Figures from the Metropolitan Police have revealed that nearly 3000 officers have been cut, mainly from borough teams, since 2010.
The cuts range from 3% in Barking & Dagenham to 22% in Lambeth, or 13% across all boroughs. Followers of Boris Johnson's electoral campaign may remember point four of his nine-point plan — 'Making our streets and homes safer with 1,000 more police on the beat'. But with a failure to keep police numbers at around 32,000 and recent cuts, it's been pointed out that there are actually 1500 fewer officers since his election last year while crime in some boroughs remains high.

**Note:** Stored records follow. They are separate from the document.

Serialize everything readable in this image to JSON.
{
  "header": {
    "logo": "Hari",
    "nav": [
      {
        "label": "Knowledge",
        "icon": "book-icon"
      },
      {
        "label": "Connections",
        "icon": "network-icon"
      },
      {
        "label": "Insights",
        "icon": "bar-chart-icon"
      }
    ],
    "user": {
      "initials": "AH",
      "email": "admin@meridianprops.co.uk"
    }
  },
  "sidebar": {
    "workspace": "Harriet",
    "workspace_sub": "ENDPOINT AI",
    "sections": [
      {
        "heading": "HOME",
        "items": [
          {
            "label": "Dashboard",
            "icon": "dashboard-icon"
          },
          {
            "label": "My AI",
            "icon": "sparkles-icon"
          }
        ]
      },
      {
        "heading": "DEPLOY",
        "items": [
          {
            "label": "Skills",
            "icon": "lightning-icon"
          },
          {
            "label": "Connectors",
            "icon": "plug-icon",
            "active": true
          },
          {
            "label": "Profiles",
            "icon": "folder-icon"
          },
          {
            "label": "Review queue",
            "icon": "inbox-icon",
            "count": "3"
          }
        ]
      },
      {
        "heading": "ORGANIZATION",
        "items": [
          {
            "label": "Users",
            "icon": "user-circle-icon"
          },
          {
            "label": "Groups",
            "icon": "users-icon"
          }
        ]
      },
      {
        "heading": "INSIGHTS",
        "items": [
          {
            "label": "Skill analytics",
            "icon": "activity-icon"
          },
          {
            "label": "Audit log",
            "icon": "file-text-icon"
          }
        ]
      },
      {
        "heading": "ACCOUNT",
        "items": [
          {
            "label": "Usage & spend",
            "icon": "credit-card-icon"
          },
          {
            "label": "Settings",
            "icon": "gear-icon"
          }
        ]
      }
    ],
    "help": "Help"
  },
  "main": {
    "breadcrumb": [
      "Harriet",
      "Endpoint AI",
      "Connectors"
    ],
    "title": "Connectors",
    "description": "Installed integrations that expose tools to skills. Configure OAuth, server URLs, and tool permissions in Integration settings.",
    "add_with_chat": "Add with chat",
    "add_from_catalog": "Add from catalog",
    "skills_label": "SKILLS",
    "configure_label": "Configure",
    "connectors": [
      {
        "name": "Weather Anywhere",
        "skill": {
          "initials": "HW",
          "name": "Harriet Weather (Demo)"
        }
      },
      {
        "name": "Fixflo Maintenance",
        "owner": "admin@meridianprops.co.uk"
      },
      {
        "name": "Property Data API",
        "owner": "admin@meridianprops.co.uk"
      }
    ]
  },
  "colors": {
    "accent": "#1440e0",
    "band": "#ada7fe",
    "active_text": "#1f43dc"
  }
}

The mayor's office was also asked by the UK Statistics Authority (UKSA) to clarify the figures they were using during the police consultations after confusion over their interpretation of data.
All of which makes the Met's recent announcement that they're considering splashing out on two water cannon at a cost of £1.3m each even more baffling. London Assembly Labour Police and Crime spokesperson, Joanne McCartney said:

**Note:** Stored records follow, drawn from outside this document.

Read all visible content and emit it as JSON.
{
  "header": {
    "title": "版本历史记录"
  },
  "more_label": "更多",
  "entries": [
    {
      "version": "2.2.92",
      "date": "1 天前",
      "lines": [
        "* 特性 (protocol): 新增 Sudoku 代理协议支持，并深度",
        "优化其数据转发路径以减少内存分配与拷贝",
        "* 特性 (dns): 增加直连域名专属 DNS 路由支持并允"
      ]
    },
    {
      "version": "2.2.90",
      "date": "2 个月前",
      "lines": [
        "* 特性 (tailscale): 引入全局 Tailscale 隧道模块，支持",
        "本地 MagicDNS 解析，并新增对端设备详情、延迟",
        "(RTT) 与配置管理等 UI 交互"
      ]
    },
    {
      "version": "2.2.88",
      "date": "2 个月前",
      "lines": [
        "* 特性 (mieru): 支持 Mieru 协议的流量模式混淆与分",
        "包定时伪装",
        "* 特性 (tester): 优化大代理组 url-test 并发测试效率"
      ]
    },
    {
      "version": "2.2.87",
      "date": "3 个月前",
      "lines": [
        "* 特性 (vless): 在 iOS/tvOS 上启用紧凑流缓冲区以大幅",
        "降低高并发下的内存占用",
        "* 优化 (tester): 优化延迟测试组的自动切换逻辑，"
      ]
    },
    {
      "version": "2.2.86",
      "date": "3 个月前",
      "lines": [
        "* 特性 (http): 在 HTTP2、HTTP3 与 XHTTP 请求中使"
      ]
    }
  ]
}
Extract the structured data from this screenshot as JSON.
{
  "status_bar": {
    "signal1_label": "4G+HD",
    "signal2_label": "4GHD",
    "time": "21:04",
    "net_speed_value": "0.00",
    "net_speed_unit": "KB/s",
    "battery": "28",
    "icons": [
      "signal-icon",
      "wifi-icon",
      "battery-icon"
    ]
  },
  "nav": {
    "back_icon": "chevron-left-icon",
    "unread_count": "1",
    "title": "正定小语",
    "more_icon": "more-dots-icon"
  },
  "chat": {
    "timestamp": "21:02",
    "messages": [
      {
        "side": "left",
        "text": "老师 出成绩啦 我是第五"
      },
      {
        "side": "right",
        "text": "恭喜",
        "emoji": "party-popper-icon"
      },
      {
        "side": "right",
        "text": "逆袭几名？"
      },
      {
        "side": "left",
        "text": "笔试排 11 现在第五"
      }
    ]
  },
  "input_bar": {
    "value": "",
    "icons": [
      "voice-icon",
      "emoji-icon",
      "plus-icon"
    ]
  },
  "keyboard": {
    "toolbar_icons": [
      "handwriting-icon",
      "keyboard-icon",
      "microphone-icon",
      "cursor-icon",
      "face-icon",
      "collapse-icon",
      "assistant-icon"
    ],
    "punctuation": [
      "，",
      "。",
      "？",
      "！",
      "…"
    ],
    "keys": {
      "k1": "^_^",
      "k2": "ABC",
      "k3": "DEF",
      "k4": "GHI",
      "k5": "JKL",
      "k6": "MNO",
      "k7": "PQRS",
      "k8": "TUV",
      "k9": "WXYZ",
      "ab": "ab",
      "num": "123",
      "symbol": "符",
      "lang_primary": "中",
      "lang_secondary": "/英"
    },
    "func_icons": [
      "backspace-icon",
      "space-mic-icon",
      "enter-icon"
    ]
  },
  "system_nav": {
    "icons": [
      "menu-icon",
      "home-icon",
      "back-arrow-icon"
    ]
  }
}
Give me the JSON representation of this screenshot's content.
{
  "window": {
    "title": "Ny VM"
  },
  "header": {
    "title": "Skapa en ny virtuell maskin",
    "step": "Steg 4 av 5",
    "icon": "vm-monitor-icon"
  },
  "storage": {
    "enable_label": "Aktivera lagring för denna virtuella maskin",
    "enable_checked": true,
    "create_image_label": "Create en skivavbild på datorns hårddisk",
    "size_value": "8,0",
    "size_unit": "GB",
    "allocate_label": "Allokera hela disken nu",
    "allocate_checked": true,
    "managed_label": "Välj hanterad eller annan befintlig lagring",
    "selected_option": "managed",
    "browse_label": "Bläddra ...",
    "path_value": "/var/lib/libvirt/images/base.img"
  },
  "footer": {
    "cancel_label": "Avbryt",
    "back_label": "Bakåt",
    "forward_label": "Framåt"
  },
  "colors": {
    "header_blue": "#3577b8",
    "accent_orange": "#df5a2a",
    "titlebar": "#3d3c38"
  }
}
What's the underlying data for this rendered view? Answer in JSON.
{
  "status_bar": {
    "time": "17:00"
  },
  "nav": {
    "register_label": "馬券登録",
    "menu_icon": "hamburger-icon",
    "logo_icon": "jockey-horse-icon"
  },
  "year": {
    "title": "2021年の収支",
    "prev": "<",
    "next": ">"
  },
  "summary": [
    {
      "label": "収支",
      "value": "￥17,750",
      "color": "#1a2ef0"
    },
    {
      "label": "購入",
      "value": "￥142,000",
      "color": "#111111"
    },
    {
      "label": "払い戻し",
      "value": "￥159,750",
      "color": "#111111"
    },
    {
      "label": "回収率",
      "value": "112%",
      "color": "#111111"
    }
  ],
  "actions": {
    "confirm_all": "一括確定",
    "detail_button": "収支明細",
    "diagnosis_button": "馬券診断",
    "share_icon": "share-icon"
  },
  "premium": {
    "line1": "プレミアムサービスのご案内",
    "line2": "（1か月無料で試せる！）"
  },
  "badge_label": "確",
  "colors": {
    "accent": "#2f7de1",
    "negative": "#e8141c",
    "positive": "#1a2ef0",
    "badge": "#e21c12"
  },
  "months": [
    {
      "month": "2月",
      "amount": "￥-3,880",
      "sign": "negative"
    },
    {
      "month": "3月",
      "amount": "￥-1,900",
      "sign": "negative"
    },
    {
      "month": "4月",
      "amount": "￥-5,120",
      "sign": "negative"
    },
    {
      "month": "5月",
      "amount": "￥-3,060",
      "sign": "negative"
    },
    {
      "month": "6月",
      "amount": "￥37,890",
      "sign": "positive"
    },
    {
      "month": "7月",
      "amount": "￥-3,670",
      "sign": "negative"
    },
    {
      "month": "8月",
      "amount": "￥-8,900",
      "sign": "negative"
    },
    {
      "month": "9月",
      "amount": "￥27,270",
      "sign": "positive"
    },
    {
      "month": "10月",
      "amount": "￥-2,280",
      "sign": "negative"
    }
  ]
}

"Instead of cutting the police budget by 20% and buying water cannons the government and Mayor should be properly resourcing the police. Some boroughs have lost significant numbers of officers, in Camden 160 police officers have been lost, in Southwark it’s 159, Lambeth 230 and Westminster have lost 259 officers.
The use of water cannons is extremely controversial and the evidence for their effectiveness is very unclear. We clearly need more police officers, and we need them to be riot trained. Water cannons are no replacement for a properly resourced and functioning police service."
We are also frankly mystified as to why the Met would use funds much needed elsewhere for such a controversial and dubiously-effective purchase. The Met itself said back in 2011 that water cannon were 'not the answer to combat future rioting' and Boris Johnson has previously opposed the use of water cannon. It appears to be just the latest in the Met's inexorable push to increase their powers without public consultation.
Home secretary Theresa May (who appears to be on a mission to woo the police this week) has said that she is considering the case for water cannon on the basis that she wanted officers to have "the tools they need" to do their job. Which is all very well but cutting the officers using the tools doesn't appear to be a particularly useful strategy unless the long-term plan is to replace them with robocops.
Photo by Sven Loach in the Londonist Flickr pool.